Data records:
——

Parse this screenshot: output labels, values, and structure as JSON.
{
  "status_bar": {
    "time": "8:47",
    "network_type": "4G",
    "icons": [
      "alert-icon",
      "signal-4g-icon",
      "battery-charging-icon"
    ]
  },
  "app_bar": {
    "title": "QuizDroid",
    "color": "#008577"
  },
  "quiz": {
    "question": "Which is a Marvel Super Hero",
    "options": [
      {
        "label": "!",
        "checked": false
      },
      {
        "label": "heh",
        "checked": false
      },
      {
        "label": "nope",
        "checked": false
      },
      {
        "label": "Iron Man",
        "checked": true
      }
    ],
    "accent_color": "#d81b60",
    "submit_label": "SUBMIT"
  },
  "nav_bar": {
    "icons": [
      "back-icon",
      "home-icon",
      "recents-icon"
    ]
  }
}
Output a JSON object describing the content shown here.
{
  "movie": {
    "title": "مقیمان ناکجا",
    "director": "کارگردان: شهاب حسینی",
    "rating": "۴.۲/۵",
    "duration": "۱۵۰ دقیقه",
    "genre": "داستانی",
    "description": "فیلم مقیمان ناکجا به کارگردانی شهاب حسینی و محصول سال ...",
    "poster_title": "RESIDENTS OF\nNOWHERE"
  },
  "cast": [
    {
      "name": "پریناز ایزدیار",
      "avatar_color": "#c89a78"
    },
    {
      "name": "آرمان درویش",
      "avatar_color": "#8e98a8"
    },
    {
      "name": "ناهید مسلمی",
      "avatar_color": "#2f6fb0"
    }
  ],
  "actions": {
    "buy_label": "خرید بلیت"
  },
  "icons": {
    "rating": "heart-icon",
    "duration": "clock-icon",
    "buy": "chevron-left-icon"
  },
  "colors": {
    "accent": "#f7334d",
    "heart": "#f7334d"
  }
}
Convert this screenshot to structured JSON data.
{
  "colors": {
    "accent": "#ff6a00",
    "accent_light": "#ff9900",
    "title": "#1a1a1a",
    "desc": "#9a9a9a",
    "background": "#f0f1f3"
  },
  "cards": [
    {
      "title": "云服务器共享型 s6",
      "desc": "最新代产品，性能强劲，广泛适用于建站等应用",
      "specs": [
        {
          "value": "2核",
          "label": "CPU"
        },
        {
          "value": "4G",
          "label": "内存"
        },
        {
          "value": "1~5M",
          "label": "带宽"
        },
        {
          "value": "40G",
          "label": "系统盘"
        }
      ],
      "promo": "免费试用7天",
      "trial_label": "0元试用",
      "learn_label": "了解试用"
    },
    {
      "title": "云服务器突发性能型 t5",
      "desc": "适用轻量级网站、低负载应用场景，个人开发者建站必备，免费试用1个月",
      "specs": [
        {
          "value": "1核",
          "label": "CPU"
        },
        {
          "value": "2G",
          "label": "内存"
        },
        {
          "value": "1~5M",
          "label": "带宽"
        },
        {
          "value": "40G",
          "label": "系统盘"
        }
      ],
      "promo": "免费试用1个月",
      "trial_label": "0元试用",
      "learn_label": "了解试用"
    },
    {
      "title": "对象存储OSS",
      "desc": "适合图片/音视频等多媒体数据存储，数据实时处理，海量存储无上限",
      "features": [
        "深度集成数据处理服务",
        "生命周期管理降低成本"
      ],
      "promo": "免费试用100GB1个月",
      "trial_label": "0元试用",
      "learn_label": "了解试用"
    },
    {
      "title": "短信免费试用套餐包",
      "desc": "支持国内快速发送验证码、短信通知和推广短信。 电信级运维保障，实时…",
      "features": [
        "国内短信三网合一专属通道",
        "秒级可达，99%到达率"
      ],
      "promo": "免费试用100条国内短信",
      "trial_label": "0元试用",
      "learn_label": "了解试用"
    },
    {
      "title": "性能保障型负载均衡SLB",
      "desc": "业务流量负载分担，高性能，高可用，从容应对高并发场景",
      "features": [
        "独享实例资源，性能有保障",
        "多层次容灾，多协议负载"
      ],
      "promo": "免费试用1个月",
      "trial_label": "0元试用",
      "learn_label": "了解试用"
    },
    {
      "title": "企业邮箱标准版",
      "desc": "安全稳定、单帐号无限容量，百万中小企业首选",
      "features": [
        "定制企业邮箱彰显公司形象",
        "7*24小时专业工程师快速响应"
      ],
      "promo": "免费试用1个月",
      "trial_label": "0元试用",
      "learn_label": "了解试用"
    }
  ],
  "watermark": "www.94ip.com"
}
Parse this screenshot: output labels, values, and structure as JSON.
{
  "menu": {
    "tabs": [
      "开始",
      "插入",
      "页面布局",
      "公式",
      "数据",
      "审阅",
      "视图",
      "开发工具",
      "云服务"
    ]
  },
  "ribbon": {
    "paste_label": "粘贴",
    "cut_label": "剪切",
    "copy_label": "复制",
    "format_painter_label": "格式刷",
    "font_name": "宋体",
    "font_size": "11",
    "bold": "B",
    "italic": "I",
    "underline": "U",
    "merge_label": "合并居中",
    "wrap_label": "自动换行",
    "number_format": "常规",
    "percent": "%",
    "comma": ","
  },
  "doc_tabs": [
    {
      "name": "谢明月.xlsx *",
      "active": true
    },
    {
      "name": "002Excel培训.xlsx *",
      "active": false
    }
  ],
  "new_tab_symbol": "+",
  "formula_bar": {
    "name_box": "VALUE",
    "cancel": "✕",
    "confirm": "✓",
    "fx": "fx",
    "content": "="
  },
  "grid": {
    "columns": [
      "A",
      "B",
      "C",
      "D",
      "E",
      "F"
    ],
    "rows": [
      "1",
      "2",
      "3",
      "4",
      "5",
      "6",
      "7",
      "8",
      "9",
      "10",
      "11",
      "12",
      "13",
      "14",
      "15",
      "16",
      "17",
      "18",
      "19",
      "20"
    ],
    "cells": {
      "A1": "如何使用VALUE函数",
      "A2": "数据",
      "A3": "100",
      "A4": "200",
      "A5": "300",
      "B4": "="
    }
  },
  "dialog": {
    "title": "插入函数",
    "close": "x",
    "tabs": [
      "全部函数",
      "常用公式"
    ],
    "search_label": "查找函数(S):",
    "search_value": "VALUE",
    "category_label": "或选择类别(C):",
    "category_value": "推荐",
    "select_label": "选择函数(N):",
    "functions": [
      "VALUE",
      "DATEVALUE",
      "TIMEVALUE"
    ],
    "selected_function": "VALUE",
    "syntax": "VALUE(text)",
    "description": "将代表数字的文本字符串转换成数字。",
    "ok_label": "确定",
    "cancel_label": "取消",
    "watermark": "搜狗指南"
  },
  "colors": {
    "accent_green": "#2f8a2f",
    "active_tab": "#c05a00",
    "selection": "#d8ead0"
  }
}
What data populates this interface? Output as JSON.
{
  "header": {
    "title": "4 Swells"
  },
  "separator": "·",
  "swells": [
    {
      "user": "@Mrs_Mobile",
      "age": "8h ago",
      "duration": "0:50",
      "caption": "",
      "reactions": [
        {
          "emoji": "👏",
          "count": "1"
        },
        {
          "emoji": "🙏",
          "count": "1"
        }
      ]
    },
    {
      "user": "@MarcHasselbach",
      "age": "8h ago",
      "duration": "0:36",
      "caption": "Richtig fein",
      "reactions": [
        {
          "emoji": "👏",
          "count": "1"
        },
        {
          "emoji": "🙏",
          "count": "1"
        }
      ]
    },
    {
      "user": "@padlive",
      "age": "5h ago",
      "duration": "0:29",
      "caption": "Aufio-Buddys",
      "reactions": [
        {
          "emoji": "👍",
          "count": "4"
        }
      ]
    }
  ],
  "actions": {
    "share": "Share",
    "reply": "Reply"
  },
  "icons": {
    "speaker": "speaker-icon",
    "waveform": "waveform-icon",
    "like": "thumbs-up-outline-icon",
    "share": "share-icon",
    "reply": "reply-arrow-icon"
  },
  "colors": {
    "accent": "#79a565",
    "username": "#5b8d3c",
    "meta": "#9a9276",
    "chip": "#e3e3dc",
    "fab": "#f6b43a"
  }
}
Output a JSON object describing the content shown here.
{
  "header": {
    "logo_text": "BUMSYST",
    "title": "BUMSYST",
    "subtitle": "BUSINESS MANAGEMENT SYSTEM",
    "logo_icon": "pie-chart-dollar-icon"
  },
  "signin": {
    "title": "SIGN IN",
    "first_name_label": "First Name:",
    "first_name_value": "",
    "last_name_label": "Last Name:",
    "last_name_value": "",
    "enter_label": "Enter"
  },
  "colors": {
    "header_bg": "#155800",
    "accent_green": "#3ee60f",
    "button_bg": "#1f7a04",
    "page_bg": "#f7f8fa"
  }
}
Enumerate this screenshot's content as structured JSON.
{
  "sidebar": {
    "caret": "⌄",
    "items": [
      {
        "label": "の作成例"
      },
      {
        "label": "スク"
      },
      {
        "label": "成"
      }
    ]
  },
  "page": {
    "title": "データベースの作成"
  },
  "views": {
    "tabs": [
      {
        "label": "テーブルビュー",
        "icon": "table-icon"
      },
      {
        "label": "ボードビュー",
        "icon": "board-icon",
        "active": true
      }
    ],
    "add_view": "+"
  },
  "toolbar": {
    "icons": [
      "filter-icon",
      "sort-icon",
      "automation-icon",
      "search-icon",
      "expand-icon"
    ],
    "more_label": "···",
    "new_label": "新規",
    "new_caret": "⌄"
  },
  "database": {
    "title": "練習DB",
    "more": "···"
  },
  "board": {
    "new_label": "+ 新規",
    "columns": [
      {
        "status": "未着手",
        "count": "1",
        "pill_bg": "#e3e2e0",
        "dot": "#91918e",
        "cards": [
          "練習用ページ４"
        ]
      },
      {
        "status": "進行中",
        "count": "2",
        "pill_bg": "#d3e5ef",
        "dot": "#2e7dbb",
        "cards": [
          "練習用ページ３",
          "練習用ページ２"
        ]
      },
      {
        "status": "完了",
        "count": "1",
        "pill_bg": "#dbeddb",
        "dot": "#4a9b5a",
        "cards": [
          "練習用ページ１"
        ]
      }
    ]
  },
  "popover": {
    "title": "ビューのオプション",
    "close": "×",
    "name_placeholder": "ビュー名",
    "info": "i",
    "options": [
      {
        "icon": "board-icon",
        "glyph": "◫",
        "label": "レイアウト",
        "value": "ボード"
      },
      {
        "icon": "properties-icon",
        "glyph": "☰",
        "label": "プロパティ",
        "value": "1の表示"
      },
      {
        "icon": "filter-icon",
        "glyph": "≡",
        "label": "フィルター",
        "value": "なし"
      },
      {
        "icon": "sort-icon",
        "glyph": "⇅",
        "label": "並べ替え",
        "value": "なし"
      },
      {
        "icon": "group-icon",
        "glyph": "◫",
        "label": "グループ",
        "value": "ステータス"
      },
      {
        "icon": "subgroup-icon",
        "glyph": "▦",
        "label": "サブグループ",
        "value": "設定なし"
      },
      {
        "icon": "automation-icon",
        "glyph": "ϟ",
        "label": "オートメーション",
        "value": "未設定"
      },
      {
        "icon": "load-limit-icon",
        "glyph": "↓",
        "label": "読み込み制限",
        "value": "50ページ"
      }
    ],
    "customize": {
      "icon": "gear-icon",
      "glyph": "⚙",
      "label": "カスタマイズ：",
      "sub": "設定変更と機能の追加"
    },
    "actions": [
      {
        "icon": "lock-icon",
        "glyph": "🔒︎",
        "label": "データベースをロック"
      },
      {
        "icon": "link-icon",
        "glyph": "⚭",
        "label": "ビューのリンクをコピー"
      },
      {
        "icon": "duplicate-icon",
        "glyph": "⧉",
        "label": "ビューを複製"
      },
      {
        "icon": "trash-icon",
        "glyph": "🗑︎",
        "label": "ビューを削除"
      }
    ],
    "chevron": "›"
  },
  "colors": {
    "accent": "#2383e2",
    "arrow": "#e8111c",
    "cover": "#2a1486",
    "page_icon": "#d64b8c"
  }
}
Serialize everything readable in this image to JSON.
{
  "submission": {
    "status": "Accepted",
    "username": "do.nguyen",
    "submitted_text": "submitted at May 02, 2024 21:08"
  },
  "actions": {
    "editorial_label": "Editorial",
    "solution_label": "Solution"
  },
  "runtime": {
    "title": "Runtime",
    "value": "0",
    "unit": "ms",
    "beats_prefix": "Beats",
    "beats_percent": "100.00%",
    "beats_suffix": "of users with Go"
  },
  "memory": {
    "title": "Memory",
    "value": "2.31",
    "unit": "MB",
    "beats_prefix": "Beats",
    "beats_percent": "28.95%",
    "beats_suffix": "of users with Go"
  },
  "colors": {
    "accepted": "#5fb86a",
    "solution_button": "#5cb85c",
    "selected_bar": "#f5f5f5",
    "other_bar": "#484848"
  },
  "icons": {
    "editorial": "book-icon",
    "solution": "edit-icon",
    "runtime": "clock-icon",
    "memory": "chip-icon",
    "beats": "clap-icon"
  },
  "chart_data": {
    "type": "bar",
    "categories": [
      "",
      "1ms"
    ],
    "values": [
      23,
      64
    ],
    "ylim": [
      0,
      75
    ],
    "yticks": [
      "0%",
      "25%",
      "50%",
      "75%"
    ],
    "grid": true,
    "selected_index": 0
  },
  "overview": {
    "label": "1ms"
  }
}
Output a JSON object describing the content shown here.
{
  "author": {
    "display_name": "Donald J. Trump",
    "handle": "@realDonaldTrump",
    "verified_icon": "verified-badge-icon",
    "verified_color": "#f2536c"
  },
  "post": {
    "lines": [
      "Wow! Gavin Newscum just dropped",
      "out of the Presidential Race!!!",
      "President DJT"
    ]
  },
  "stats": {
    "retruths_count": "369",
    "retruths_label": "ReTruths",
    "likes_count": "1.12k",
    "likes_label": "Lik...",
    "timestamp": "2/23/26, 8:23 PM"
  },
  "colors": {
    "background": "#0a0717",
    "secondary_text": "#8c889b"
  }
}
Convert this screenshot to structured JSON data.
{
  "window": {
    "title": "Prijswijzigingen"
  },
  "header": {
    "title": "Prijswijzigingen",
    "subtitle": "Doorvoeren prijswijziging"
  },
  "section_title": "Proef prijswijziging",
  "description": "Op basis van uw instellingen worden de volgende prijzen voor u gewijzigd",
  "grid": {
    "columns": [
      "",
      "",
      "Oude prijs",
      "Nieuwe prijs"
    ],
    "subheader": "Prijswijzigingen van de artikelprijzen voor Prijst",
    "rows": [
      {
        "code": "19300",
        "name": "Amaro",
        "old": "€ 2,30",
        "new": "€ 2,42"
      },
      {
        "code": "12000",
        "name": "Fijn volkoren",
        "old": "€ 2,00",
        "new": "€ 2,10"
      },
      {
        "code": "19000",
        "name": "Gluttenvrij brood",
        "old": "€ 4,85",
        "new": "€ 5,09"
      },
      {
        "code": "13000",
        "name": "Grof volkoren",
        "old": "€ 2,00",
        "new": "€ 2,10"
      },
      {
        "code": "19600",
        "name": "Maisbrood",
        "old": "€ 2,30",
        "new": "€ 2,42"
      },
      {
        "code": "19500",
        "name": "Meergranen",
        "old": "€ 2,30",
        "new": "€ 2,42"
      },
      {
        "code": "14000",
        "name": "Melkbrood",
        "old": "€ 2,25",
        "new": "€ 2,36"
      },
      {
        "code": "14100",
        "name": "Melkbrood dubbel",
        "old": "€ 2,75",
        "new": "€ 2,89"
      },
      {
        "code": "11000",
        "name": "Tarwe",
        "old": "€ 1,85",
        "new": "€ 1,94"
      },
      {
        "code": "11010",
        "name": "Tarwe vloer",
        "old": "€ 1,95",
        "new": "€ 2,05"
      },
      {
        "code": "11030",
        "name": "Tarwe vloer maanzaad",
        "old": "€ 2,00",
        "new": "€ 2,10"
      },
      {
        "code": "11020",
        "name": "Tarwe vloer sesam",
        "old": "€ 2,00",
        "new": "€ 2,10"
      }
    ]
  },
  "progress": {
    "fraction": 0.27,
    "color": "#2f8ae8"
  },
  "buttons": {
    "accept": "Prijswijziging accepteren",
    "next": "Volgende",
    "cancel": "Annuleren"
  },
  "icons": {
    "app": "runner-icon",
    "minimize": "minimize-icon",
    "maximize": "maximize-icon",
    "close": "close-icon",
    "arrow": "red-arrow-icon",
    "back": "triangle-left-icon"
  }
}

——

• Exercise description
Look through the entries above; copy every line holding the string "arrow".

• Reply
    "reply": "reply-arrow-icon"
    "arrow": "#e8111c",
    "arrow": "red-arrow-icon",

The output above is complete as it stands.